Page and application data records

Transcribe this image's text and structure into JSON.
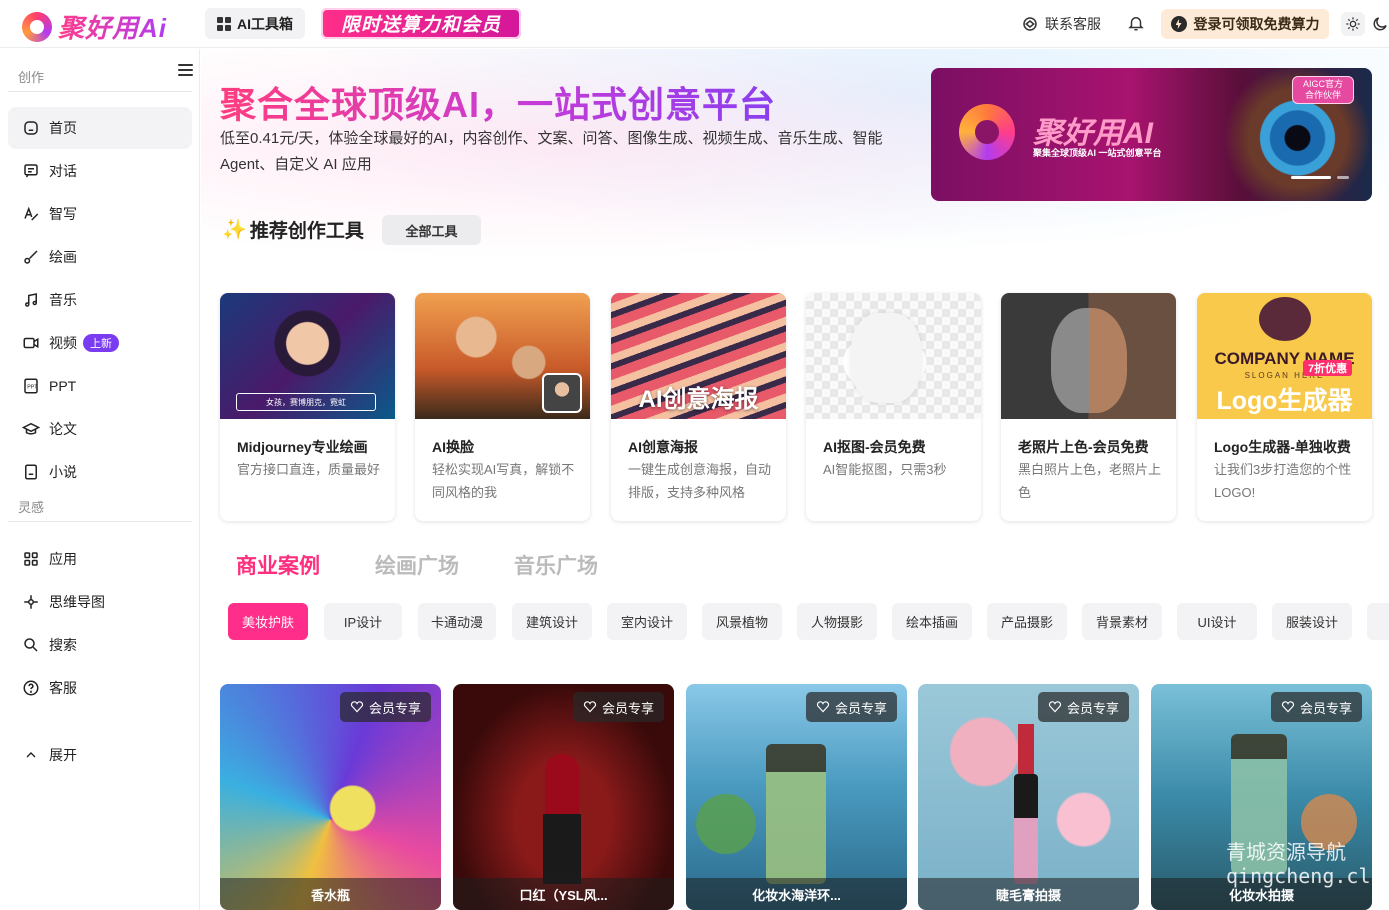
{
  "header": {
    "logo_text": "聚好用Ai",
    "toolbox_label": "AI工具箱",
    "promo_label": "限时送算力和会员",
    "contact_label": "联系客服",
    "login_label": "登录可领取免费算力"
  },
  "sidebar": {
    "section_create": "创作",
    "items_create": [
      {
        "label": "首页",
        "icon": "home-icon"
      },
      {
        "label": "对话",
        "icon": "chat-icon"
      },
      {
        "label": "智写",
        "icon": "write-icon"
      },
      {
        "label": "绘画",
        "icon": "brush-icon"
      },
      {
        "label": "音乐",
        "icon": "music-icon"
      },
      {
        "label": "视频",
        "icon": "video-icon",
        "badge": "上新"
      },
      {
        "label": "PPT",
        "icon": "ppt-icon"
      },
      {
        "label": "论文",
        "icon": "graduation-cap-icon"
      },
      {
        "label": "小说",
        "icon": "book-icon"
      }
    ],
    "section_inspire": "灵感",
    "items_inspire": [
      {
        "label": "应用",
        "icon": "apps-grid-icon"
      },
      {
        "label": "思维导图",
        "icon": "mindmap-icon"
      },
      {
        "label": "搜索",
        "icon": "search-icon"
      },
      {
        "label": "客服",
        "icon": "help-icon"
      }
    ],
    "expand_label": "展开"
  },
  "hero": {
    "title": "聚合全球顶级AI，一站式创意平台",
    "desc": "低至0.41元/天，体验全球最好的AI，内容创作、文案、问答、图像生成、视频生成、音乐生成、智能 Agent、自定义 AI 应用"
  },
  "banner": {
    "brand": "聚好用AI",
    "slogan": "聚集全球顶级AI 一站式创意平台",
    "tag_line1": "AIGC官方",
    "tag_line2": "合作伙伴"
  },
  "tools": {
    "title": "推荐创作工具",
    "all_label": "全部工具",
    "items": [
      {
        "name": "Midjourney专业绘画",
        "desc": "官方接口直连，质量最好",
        "img_text": "女孩，赛博朋克，霓虹"
      },
      {
        "name": "AI换脸",
        "desc": "轻松实现AI写真，解锁不同风格的我",
        "img_text": ""
      },
      {
        "name": "AI创意海报",
        "desc": "一键生成创意海报，自动排版，支持多种风格",
        "img_text": "AI创意海报"
      },
      {
        "name": "AI抠图-会员免费",
        "desc": "AI智能抠图，只需3秒",
        "img_text": ""
      },
      {
        "name": "老照片上色-会员免费",
        "desc": "黑白照片上色，老照片上色",
        "img_text": ""
      },
      {
        "name": "Logo生成器-单独收费",
        "desc": "让我们3步打造您的个性LOGO!",
        "img_text": "Logo生成器",
        "img_sub": "COMPANY NAME",
        "img_slogan": "SLOGAN HERE",
        "img_discount": "7折优惠"
      }
    ]
  },
  "tabs": {
    "items": [
      "商业案例",
      "绘画广场",
      "音乐广场"
    ],
    "active": 0
  },
  "chips": {
    "items": [
      "美妆护肤",
      "IP设计",
      "卡通动漫",
      "建筑设计",
      "室内设计",
      "风景植物",
      "人物摄影",
      "绘本插画",
      "产品摄影",
      "背景素材",
      "UI设计",
      "服装设计"
    ],
    "active": 0
  },
  "cases": {
    "vip_label": "会员专享",
    "items": [
      {
        "caption": "香水瓶"
      },
      {
        "caption": "口红（YSL风..."
      },
      {
        "caption": "化妆水海洋环..."
      },
      {
        "caption": "睫毛膏拍摄"
      },
      {
        "caption": "化妆水拍摄"
      }
    ]
  },
  "watermark": {
    "line1": "青城资源导航",
    "line2": "qingcheng.club"
  },
  "colors": {
    "brand_pink": "#ff2e8a",
    "brand_purple": "#8a3ef0",
    "new_badge": "#7a3cf0",
    "login_bg": "#fdebd7"
  }
}
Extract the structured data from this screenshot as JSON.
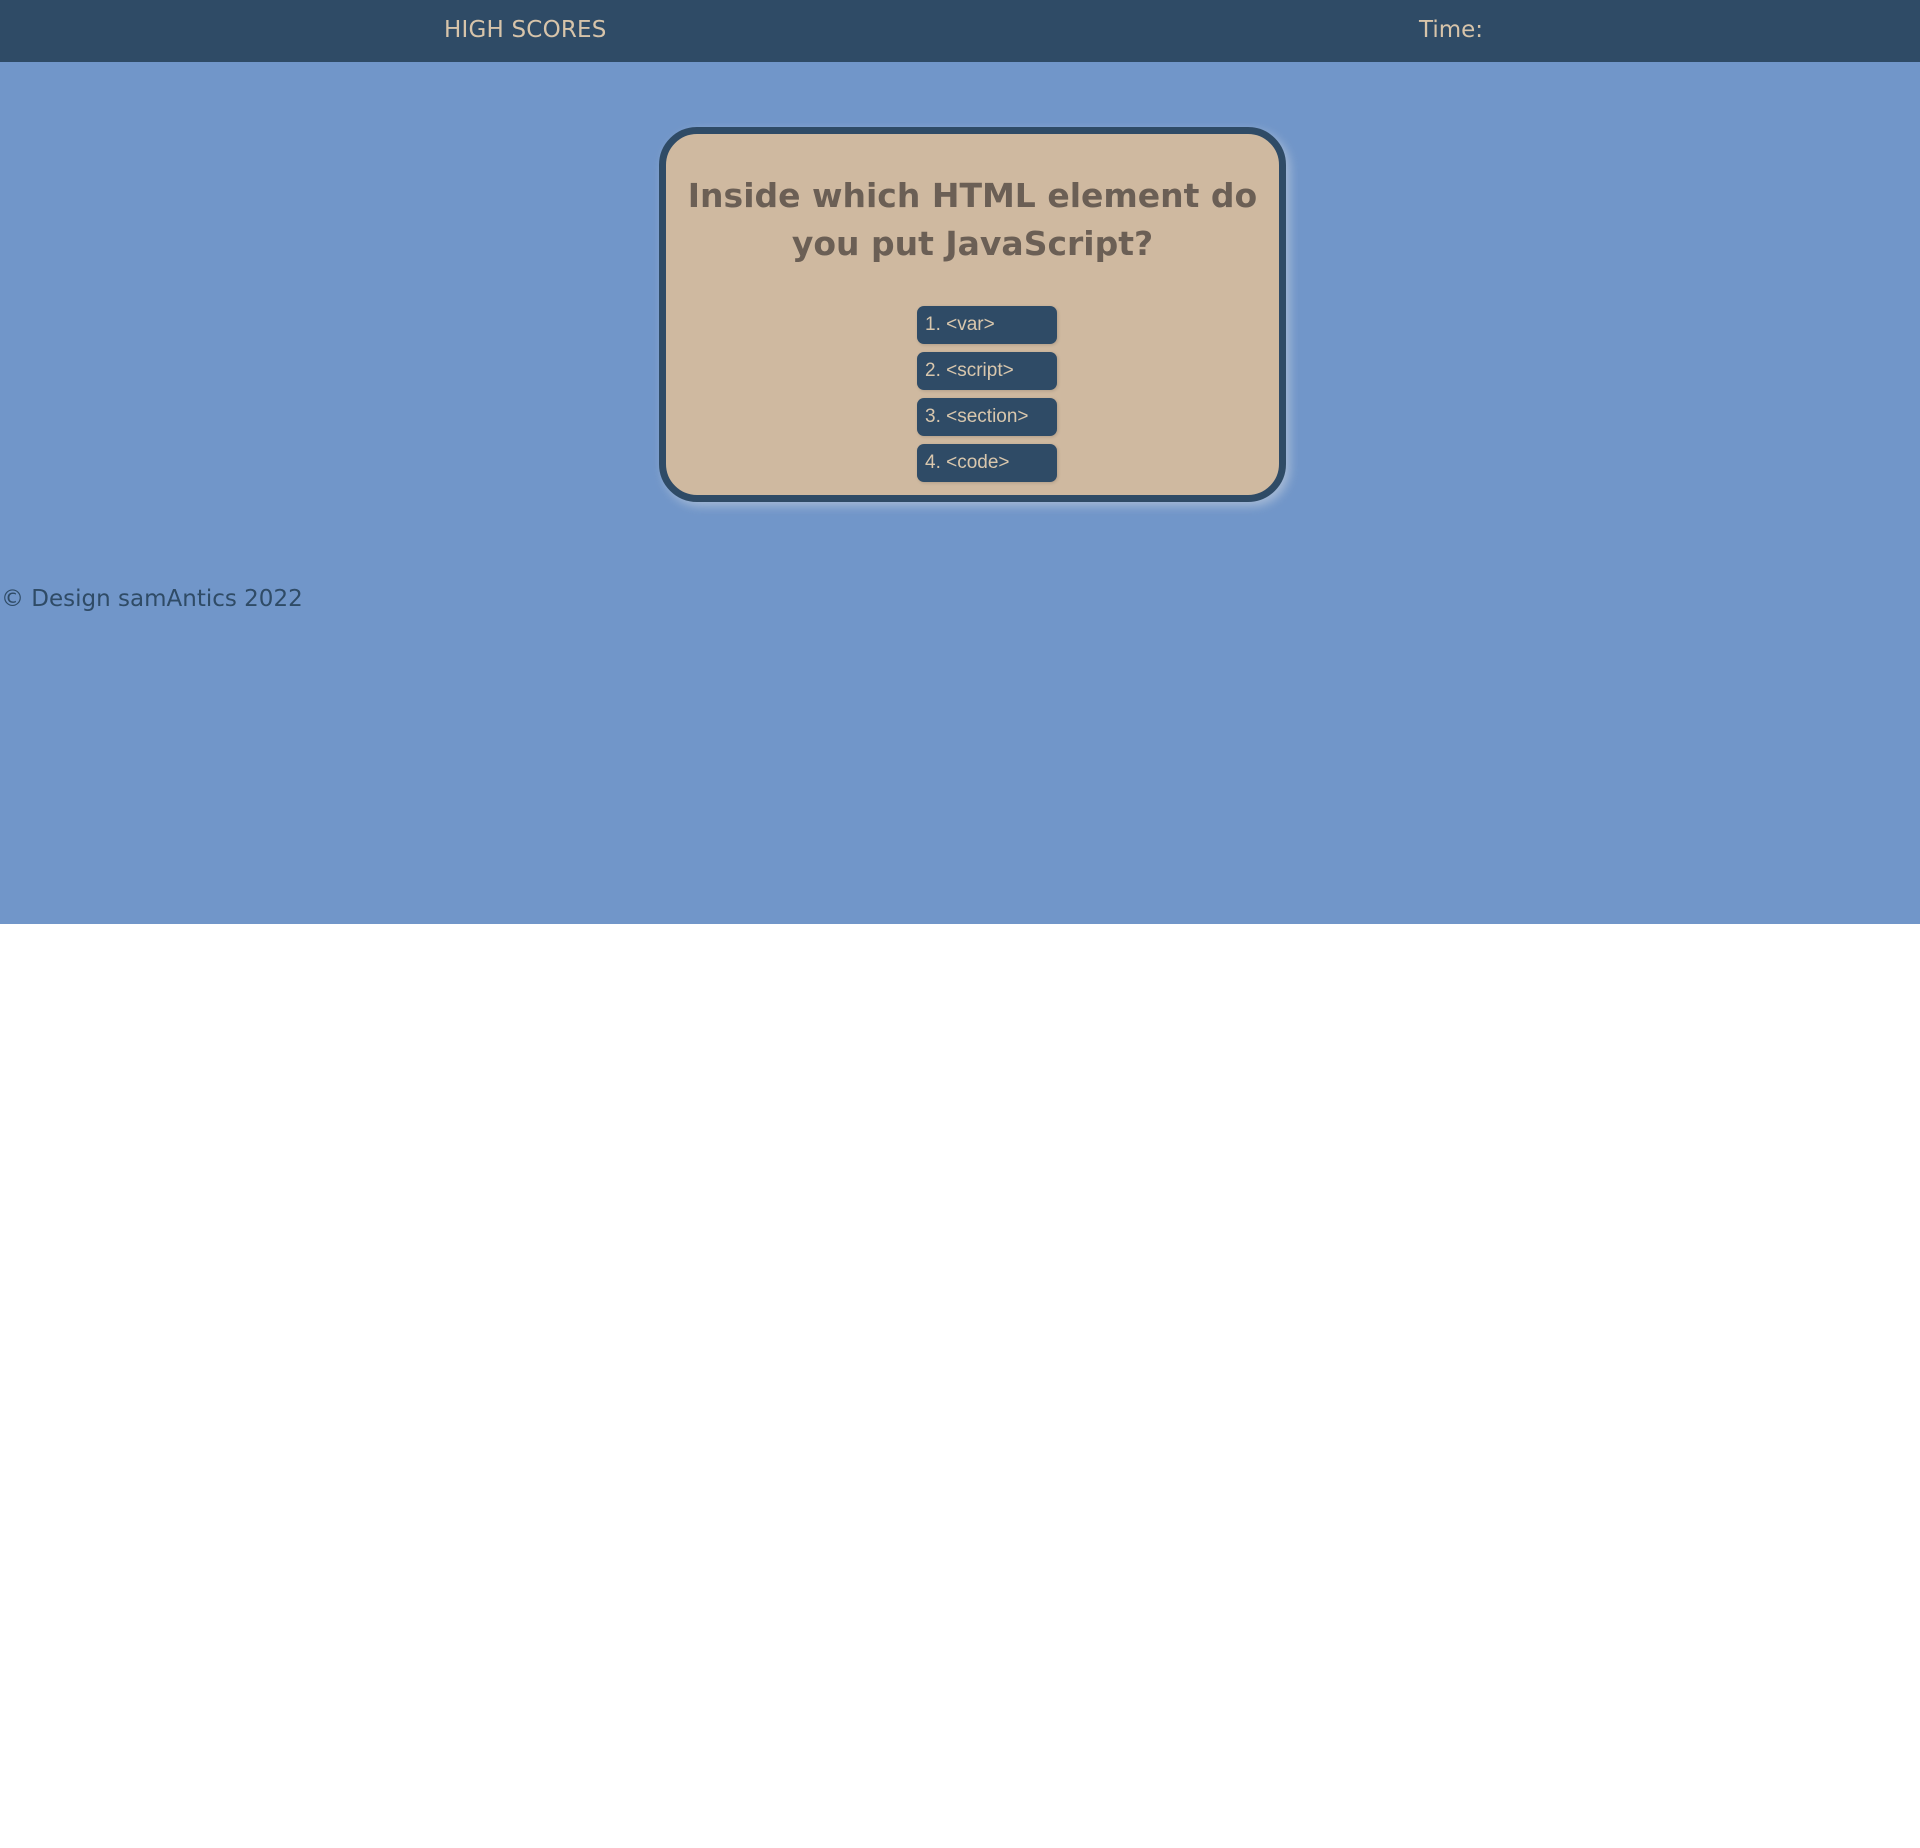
{
  "header": {
    "high_scores_label": "HIGH SCORES",
    "timer_label": "Time:",
    "timer_value": ""
  },
  "quiz": {
    "question": "Inside which HTML element do you put JavaScript?",
    "choices": [
      {
        "label": "1. <var>"
      },
      {
        "label": "2. <script>"
      },
      {
        "label": "3. <section>"
      },
      {
        "label": "4. <code>"
      }
    ]
  },
  "footer": {
    "text": "© Design samAntics 2022"
  },
  "colors": {
    "header_bg": "#2f4b66",
    "page_bg": "#7196c9",
    "card_bg": "#cfb9a0",
    "accent_text": "#d7c4aa",
    "question_text": "#6b5f55"
  }
}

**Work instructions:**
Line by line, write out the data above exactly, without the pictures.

**Solved problem:**
Transcribe this image's text and structure into JSON.
{
  "header": {
    "logo_text": "聚好用Ai",
    "toolbox_label": "AI工具箱",
    "promo_label": "限时送算力和会员",
    "contact_label": "联系客服",
    "login_label": "登录可领取免费算力"
  },
  "sidebar": {
    "section_create": "创作",
    "items_create": [
      {
        "label": "首页",
        "icon": "home-icon"
      },
      {
        "label": "对话",
        "icon": "chat-icon"
      },
      {
        "label": "智写",
        "icon": "write-icon"
      },
      {
        "label": "绘画",
        "icon": "brush-icon"
      },
      {
        "label": "音乐",
        "icon": "music-icon"
      },
      {
        "label": "视频",
        "icon": "video-icon",
        "badge": "上新"
      },
      {
        "label": "PPT",
        "icon": "ppt-icon"
      },
      {
        "label": "论文",
        "icon": "graduation-cap-icon"
      },
      {
        "label": "小说",
        "icon": "book-icon"
      }
    ],
    "section_inspire": "灵感",
    "items_inspire": [
      {
        "label": "应用",
        "icon": "apps-grid-icon"
      },
      {
        "label": "思维导图",
        "icon": "mindmap-icon"
      },
      {
        "label": "搜索",
        "icon": "search-icon"
      },
      {
        "label": "客服",
        "icon": "help-icon"
      }
    ],
    "expand_label": "展开"
  },
  "hero": {
    "title": "聚合全球顶级AI，一站式创意平台",
    "desc": "低至0.41元/天，体验全球最好的AI，内容创作、文案、问答、图像生成、视频生成、音乐生成、智能 Agent、自定义 AI 应用"
  },
  "banner": {
    "brand": "聚好用AI",
    "slogan": "聚集全球顶级AI 一站式创意平台",
    "tag_line1": "AIGC官方",
    "tag_line2": "合作伙伴"
  },
  "tools": {
    "title": "推荐创作工具",
    "all_label": "全部工具",
    "items": [
      {
        "name": "Midjourney专业绘画",
        "desc": "官方接口直连，质量最好",
        "img_text": "女孩，赛博朋克，霓虹"
      },
      {
        "name": "AI换脸",
        "desc": "轻松实现AI写真，解锁不同风格的我",
        "img_text": ""
      },
      {
        "name": "AI创意海报",
        "desc": "一键生成创意海报，自动排版，支持多种风格",
        "img_text": "AI创意海报"
      },
      {
        "name": "AI抠图-会员免费",
        "desc": "AI智能抠图，只需3秒",
        "img_text": ""
      },
      {
        "name": "老照片上色-会员免费",
        "desc": "黑白照片上色，老照片上色",
        "img_text": ""
      },
      {
        "name": "Logo生成器-单独收费",
        "desc": "让我们3步打造您的个性LOGO!",
        "img_text": "Logo生成器",
        "img_sub": "COMPANY NAME",
        "img_slogan": "SLOGAN HERE",
        "img_discount": "7折优惠"
      }
    ]
  },
  "tabs": {
    "items": [
      "商业案例",
      "绘画广场",
      "音乐广场"
    ],
    "active": 0
  },
  "chips": {
    "items": [
      "美妆护肤",
      "IP设计",
      "卡通动漫",
      "建筑设计",
      "室内设计",
      "风景植物",
      "人物摄影",
      "绘本插画",
      "产品摄影",
      "背景素材",
      "UI设计",
      "服装设计"
    ],
    "active": 0
  },
  "cases": {
    "vip_label": "会员专享",
    "items": [
      {
        "caption": "香水瓶"
      },
      {
        "caption": "口红（YSL风..."
      },
      {
        "caption": "化妆水海洋环..."
      },
      {
        "caption": "睫毛膏拍摄"
      },
      {
        "caption": "化妆水拍摄"
      }
    ]
  },
  "watermark": {
    "line1": "青城资源导航",
    "line2": "qingcheng.club"
  },
  "colors": {
    "brand_pink": "#ff2e8a",
    "brand_purple": "#8a3ef0",
    "new_badge": "#7a3cf0",
    "login_bg": "#fdebd7"
  }
}
Extract the structured data from this screenshot as JSON.
{
  "header": {
    "high_scores_label": "HIGH SCORES",
    "timer_label": "Time:",
    "timer_value": ""
  },
  "quiz": {
    "question": "Inside which HTML element do you put JavaScript?",
    "choices": [
      {
        "label": "1. <var>"
      },
      {
        "label": "2. <script>"
      },
      {
        "label": "3. <section>"
      },
      {
        "label": "4. <code>"
      }
    ]
  },
  "footer": {
    "text": "© Design samAntics 2022"
  },
  "colors": {
    "header_bg": "#2f4b66",
    "page_bg": "#7196c9",
    "card_bg": "#cfb9a0",
    "accent_text": "#d7c4aa",
    "question_text": "#6b5f55"
  }
}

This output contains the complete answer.